Yesterday was a day to celebrate a smooth beginning, today the statistics of war inevitably turn our emotions around as one of our own goes berzerk and commits fratricide, pictures of American dead and captured are paraded on the decadently irresponsible Iraqi state television and al Jazeera, and our casualties accumulate.
The gloom of today doesn’t render the cheer of yesterday illegitimate – if anything it makes it more precious as we have to take what we can get. The administration has been very careful to warn us that while the end isn’t in doubt, that there can, and most likely will, be days of sorrow between now and then.
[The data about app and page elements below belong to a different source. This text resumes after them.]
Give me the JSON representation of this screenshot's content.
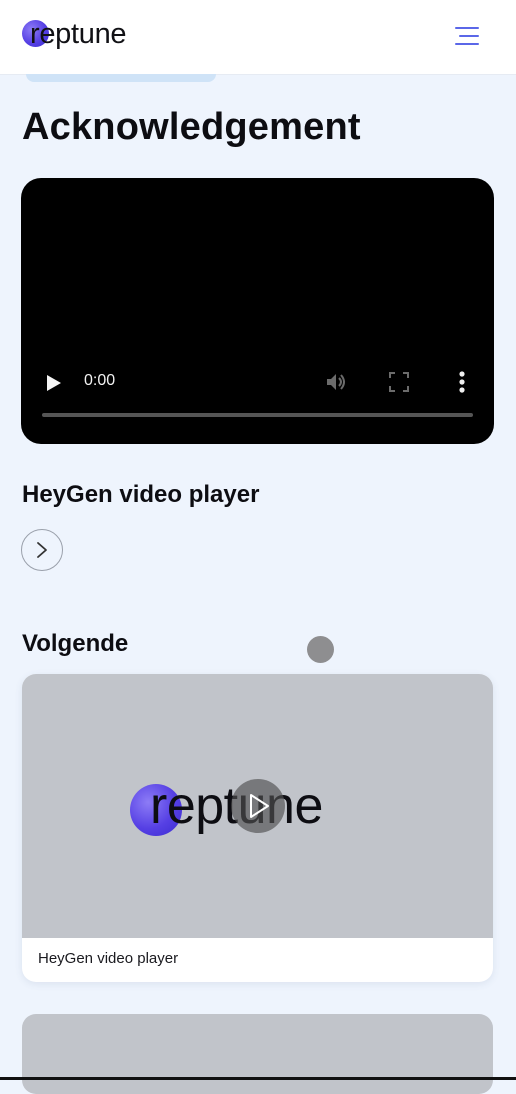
{
  "header": {
    "logo_text": "reptune",
    "brand_color": "#5640e4",
    "menu_icon": "hamburger-menu-icon"
  },
  "page": {
    "title": "Acknowledgement"
  },
  "video_player": {
    "time": "0:00",
    "icons": [
      "play-icon",
      "volume-icon",
      "fullscreen-icon",
      "more-options-icon"
    ]
  },
  "section": {
    "title": "HeyGen video player",
    "next_icon": "chevron-right-icon"
  },
  "next_section": {
    "title": "Volgende",
    "cards": [
      {
        "thumbnail_logo": "reptune",
        "caption": "HeyGen video player"
      }
    ]
  }
}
This is one such day.
Sen. John McCain reminds us why we are there in today’s Washington Post:
- Critics who deem war against Saddam Hussein’s regime to be an unprecedented departure from our proud tradition of American internationalism disregard our history of meeting threats to our security with both military force and a commitment to revolutionary democratic change.
The union of our interests and values requires us to stay true to that commitment in Iraq. Liberating Iraqis from Hussein’s tyranny is necessary but not sufficient. The true test of our power, and much of the moral basis for its use, lies not simply in ending dictatorship but in helping the Iraqi people construct a democratic future.
This is what sets us apart from empire builders: the use of our power for moral purpose. We seek to liberate, not subjugate.
“Experts” who dismiss hopes for Iraqi democracy as naive and the campaign to liberate Iraq’s people as dangerously destabilizing do not explain why they believe Iraqis or Arabs are uniquely unsuited for representative government, and they betray a cultural bigotry that ill serves our interests and values. The apocalyptic vision of a Middle East inflamed by American intervention ignores the fact that the status quo bred al Qaeda and is hardly the basis for long-term stability.
….To confront the hatred that has devastated Arab progress and threatened the
United States, we should aspire to be respected by Arab peoples and, in the
case of tyrants and terrorists who threaten us, feared. Helping Iraqis
control their own destiny will demonstrate that our real allies in the
Middle East are people who yearn for freedom — not autocratic governments
that sell us cheap oil.
Americans fight and die in Iraq today not for empire, not for oil, not for a
religion, not to shock and awe the world with our astonishing power. They
fight for love — for love of freedom, our own and all humanity’s. When the
guns are silent, their political leaders must take every care to advance the
aspirations that have given their sacrifice its nobility, and our country
its real glory.
How do real Iraqis feel about all this? David Ignatius is there:
- There were moving scenes of grateful Iraqis waving to the American troops who had come to liberate them from Saddam Hussein. A farmer named Haider told me the American invasion was “the best celebration” he’d had since the Baath Party seized control of Iraq more than three decades ago. Two of Haider’s brothers have been executed for alleged crimes against the regime, he said.
“It’s a criminal regime, and they execute everyone, for one word, even,” said a 14-year-old boy named Mohammed, who said one of his brothers had been executed. Asked what kind of government he wanted to see in the future, a jubilant farmer named Salem Muhsen answered: “Anything but Saddam’s terrorism.” Two of his cousins had been executed, he said, for the crime of traveling to Kuwait to sell their vegetables. [Washington Post]
Yet invasion and bombardment and civilian casualties also cause resentment:
- Some analysts had expected Basra to be a cakewalk for the coalition, because its largely Shiite population dislikes Hussein. Basra will doubtless fall soon, but probably not in the act of anti-Hussein insurgency some American planners may have expected. The danger is that it will feel like a defeated city, rather than
a liberated one.
Will the snags in the south be repeated on a larger and more dangerous scale in the decisive battle for Baghdad? Will America’s attempts to destroy Iraqi resolve instead stiffen it, as so often happens in war? America’s military challenge, in the remaining days or weeks of battle, will be to avoid turning popular hatred of Hussein into anger against the “shock and awe” military colossus that has come to topple him.
That’s why the political is as important as the military in this campaign.